Speaking of that voice, Burton's command of the language, in fact, many languages (Welsh, English, French, Italian, Spanish, Latin, to name a few) is marvelous. Readers are treated to snippets of classics from Shakespeare to Pepys to The Bible served up as commonly and elegantly as rich, homey soup. Good enough to eat and to keep warm by. (Did I mention the weather outside?) But let me get back to Burton -- when he sizzles.
As he does with his various nicknames for Elizabeth, which are marvelous, too, and hilarious. To wit: Cantank, Shumdit, Quick Take, Short Take, Bon Apetito, Booby, Milady, Glorious, to name but a scant few. I fell out of bed laughing.
Here is a man in love with his wife, his children, his animals. He has the charm and innocence of a boy, not quite grown up, who continually takes himself to task for not doing a better job as husband, father, caregiver. One loves him all the more for it.
He is exceedingly honest about his vices, as when he mentions how much he drinks (3 bottles of vodka one day, which was often par for the course), what diet he's on, whether E (Elizabeth) is looking fat.Read more ›

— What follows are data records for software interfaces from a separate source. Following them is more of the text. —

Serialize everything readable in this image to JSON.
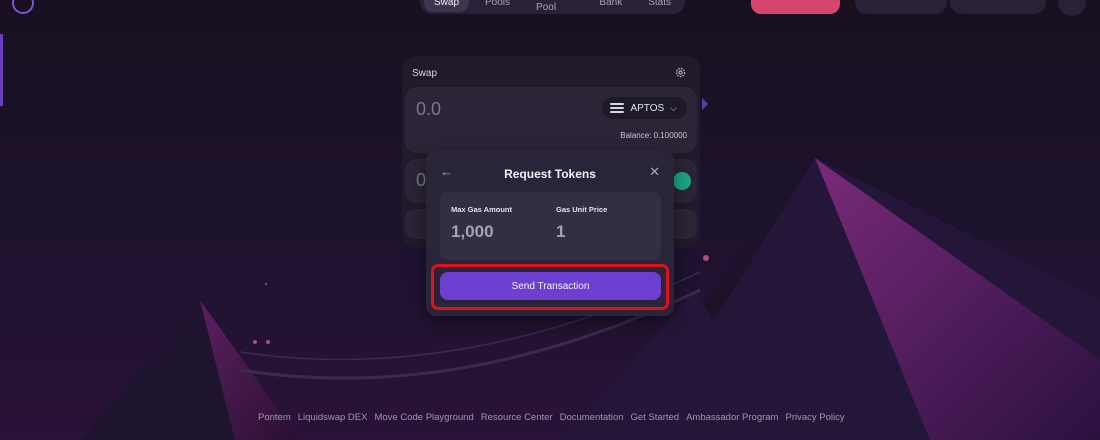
{
  "nav": {
    "items": [
      "Swap",
      "Pools",
      "Create Pool",
      "Bank",
      "Stats"
    ],
    "active_index": 0
  },
  "swap": {
    "title": "Swap",
    "from_amount": "0.0",
    "from_token": "APTOS",
    "balance": "Balance: 0.100000",
    "to_amount": "0"
  },
  "modal": {
    "title": "Request Tokens",
    "max_gas_label": "Max Gas Amount",
    "max_gas_value": "1,000",
    "gas_price_label": "Gas Unit Price",
    "gas_price_value": "1",
    "send_label": "Send Transaction"
  },
  "footer": {
    "links": [
      "Pontem",
      "Liquidswap DEX",
      "Move Code Playground",
      "Resource Center",
      "Documentation",
      "Get Started",
      "Ambassador Program",
      "Privacy Policy"
    ]
  },
  "colors": {
    "background": "#1a1126",
    "accent": "#6d3fd0",
    "highlight": "#e0101e",
    "pink": "#d6456e",
    "green": "#1aa884"
  },
  "icons": {
    "back": "arrow-left-icon",
    "close": "close-icon",
    "settings": "gear-icon",
    "token": "aptos-icon",
    "chevron": "chevron-down-icon"
  }
}
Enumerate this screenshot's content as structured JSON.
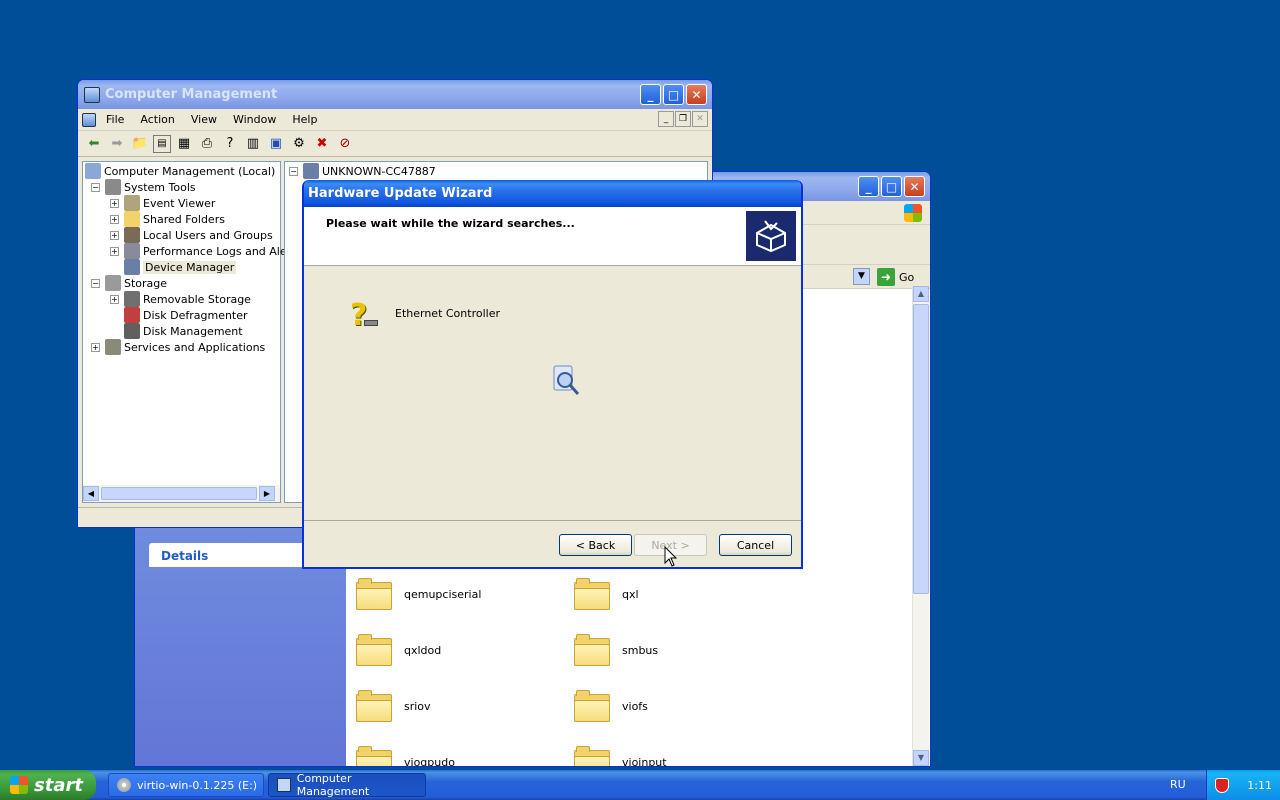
{
  "computer_management": {
    "title": "Computer Management",
    "menu": [
      "File",
      "Action",
      "View",
      "Window",
      "Help"
    ],
    "tree": {
      "root": "Computer Management (Local)",
      "system_tools": "System Tools",
      "event_viewer": "Event Viewer",
      "shared_folders": "Shared Folders",
      "local_users": "Local Users and Groups",
      "perf_logs": "Performance Logs and Alert:",
      "device_manager": "Device Manager",
      "storage": "Storage",
      "removable_storage": "Removable Storage",
      "disk_defrag": "Disk Defragmenter",
      "disk_mgmt": "Disk Management",
      "services_apps": "Services and Applications"
    },
    "right_pane_node": "UNKNOWN-CC47887"
  },
  "explorer": {
    "details_label": "Details",
    "go_label": "Go",
    "folders": [
      "qemupciserial",
      "qxl",
      "qxldod",
      "smbus",
      "sriov",
      "viofs",
      "viogpudo",
      "vioinput"
    ]
  },
  "wizard": {
    "title": "Hardware Update Wizard",
    "heading": "Please wait while the wizard searches...",
    "device": "Ethernet Controller",
    "back_label": "< Back",
    "next_label": "Next >",
    "cancel_label": "Cancel"
  },
  "taskbar": {
    "start_label": "start",
    "tasks": [
      "virtio-win-0.1.225 (E:)",
      "Computer Management"
    ],
    "language": "RU",
    "clock": "1:11"
  },
  "colors": {
    "desktop": "#004e98",
    "titlebar": "#0f58e0",
    "taskbar": "#245edb",
    "start": "#379437"
  }
}
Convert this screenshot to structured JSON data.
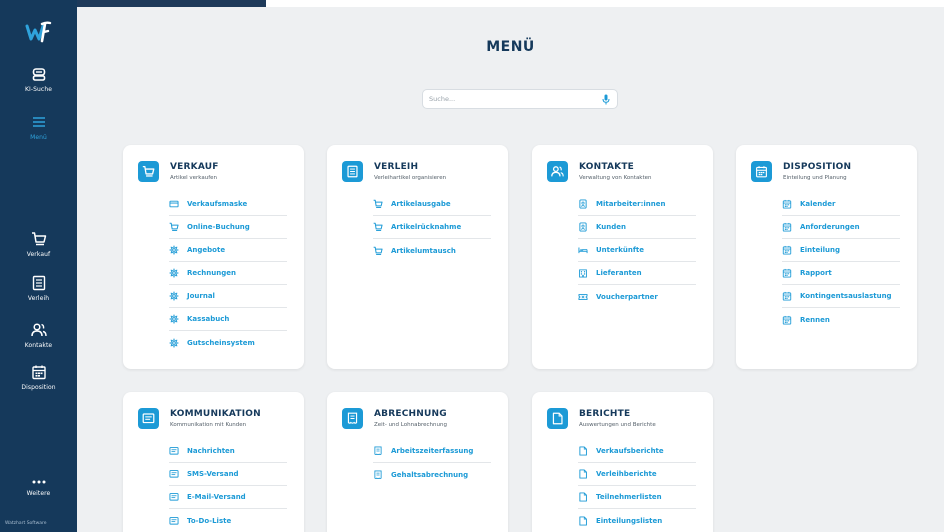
{
  "app": {
    "footer_brand": "Watzhart Software"
  },
  "sidebar": {
    "items": [
      {
        "id": "ki-suche",
        "label": "KI-Suche",
        "icon": "robot-icon"
      },
      {
        "id": "menu",
        "label": "Menü",
        "icon": "hamburger-menu-icon",
        "active": true
      },
      {
        "id": "verkauf",
        "label": "Verkauf",
        "icon": "cart-icon"
      },
      {
        "id": "verleih",
        "label": "Verleih",
        "icon": "document-icon"
      },
      {
        "id": "kontakte",
        "label": "Kontakte",
        "icon": "contacts-icon"
      },
      {
        "id": "disposition",
        "label": "Disposition",
        "icon": "calendar-icon"
      },
      {
        "id": "weitere",
        "label": "Weitere",
        "icon": "more-dots-icon"
      }
    ]
  },
  "main": {
    "title": "MENÜ",
    "search": {
      "placeholder": "Suche...",
      "value": ""
    }
  },
  "cards": {
    "verkauf": {
      "title": "VERKAUF",
      "subtitle": "Artikel verkaufen",
      "items": [
        "Verkaufsmaske",
        "Online-Buchung",
        "Angebote",
        "Rechnungen",
        "Journal",
        "Kassabuch",
        "Gutscheinsystem"
      ]
    },
    "verleih": {
      "title": "VERLEIH",
      "subtitle": "Verleihartikel organisieren",
      "items": [
        "Artikelausgabe",
        "Artikelrücknahme",
        "Artikelumtausch"
      ]
    },
    "kontakte": {
      "title": "KONTAKTE",
      "subtitle": "Verwaltung von Kontakten",
      "items": [
        "Mitarbeiter:innen",
        "Kunden",
        "Unterkünfte",
        "Lieferanten",
        "Voucherpartner"
      ]
    },
    "disposition": {
      "title": "DISPOSITION",
      "subtitle": "Einteilung und Planung",
      "items": [
        "Kalender",
        "Anforderungen",
        "Einteilung",
        "Rapport",
        "Kontingentsauslastung",
        "Rennen"
      ]
    },
    "kommunikation": {
      "title": "KOMMUNIKATION",
      "subtitle": "Kommunikation mit Kunden",
      "items": [
        "Nachrichten",
        "SMS-Versand",
        "E-Mail-Versand",
        "To-Do-Liste"
      ]
    },
    "abrechnung": {
      "title": "ABRECHNUNG",
      "subtitle": "Zeit- und Lohnabrechnung",
      "items": [
        "Arbeitszeiterfassung",
        "Gehaltsabrechnung"
      ]
    },
    "berichte": {
      "title": "BERICHTE",
      "subtitle": "Auswertungen und Berichte",
      "items": [
        "Verkaufsberichte",
        "Verleihberichte",
        "Teilnehmerlisten",
        "Einteilungslisten"
      ]
    }
  },
  "colors": {
    "sidebar": "#15395b",
    "accent": "#1c9ad6",
    "title": "#15395b",
    "background": "#eef0f2"
  }
}
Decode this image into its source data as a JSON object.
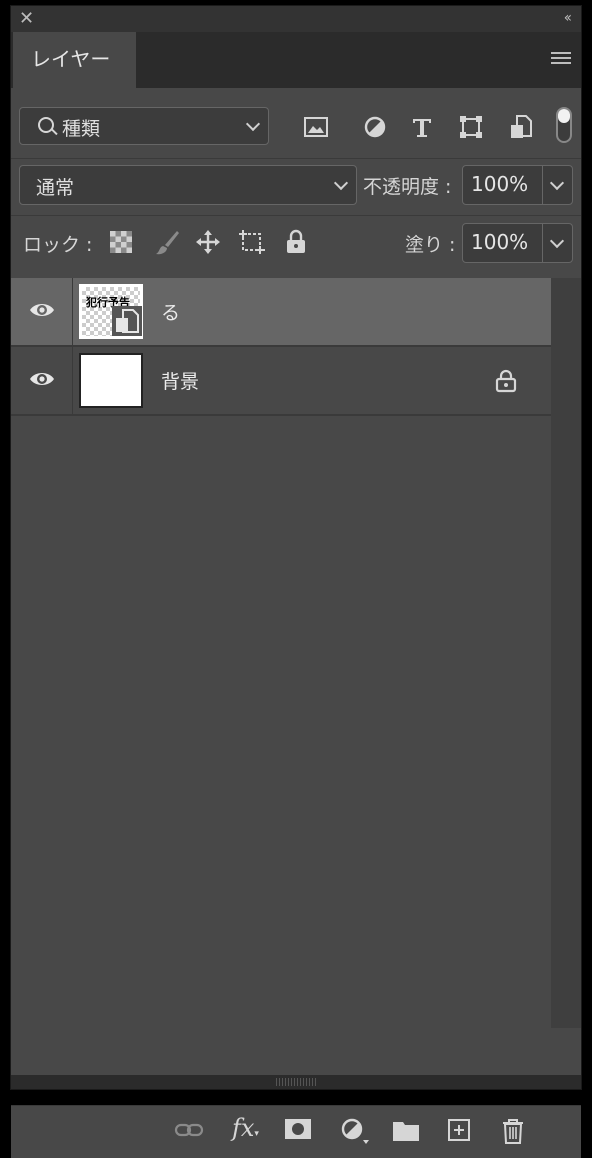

Richard Burton is surprisingly forthright at times, but he doesn't reveal all. Included here are assorted tasty bits about some very famous people. Standout stories involve actors, Rex Harrison and his wife Rachel Roberts. Their escapades - or more specifically Rachel's - are outrageous and downright hilarious. In Taylor and Burton's orbit, the drinks never stopped coming, and Rachel turned into a raving maniac when intoxicated. Other anecdotes involve: Princess Margaret, Tennessee Williams, the Duke and Duchess of Windsor and Maria Callas. On the more mundane side, you get travelogue like descriptions of people, places and food, being the couple was constantly traveling. Some find this boring, but not me. Richard's writing is engaging throughout, and his many yarns will leave you wanting to have been part of their crew.Read more ›
Most Recent Customer Reviews
Fascinating read. Lots of details about he and Elizabeth, nothing racy or anything like that, Just insight into their daily life. I enjoyed reading this bookPublished 6 days ago by Amazon Customer
While I haven't gotten a chance to read it, it's published really well. It's dated and has many footnotes for young people like me who aren't really familiar with Burton except for... Read morePublished 4 months ago by al-Halabi
Great and self-aware (did not realize we all be reading) reporter of his thoughts....At times Burton is truly hysterical.......Published 5 months ago by charles g washburn
Don't believe the other so called biographies, biopics or documentaries, about Richard and the Love between he and Elizabeth. His diaries are are the truth! Read morePublished 6 months ago by T. Backhaus
I cannot overstate how much I enjoyed reading The Richard Burton Diaries. The man was a born written, and I regret that he actually didn't turn out to be a novelist as well as a... Read morePublished 7 months ago by Steven M. Mascaro
I was disappointed at how much of a 'poor me' guy he was. I kept looking for him to 'snap out it' but....it didn't happen. Read morePublished 7 months ago by newtou
"Diary is great, but one star off for the horrible, horrible footnote frenzy." - my husband, who read the book. Read morePublished 8 months ago by Mom@Home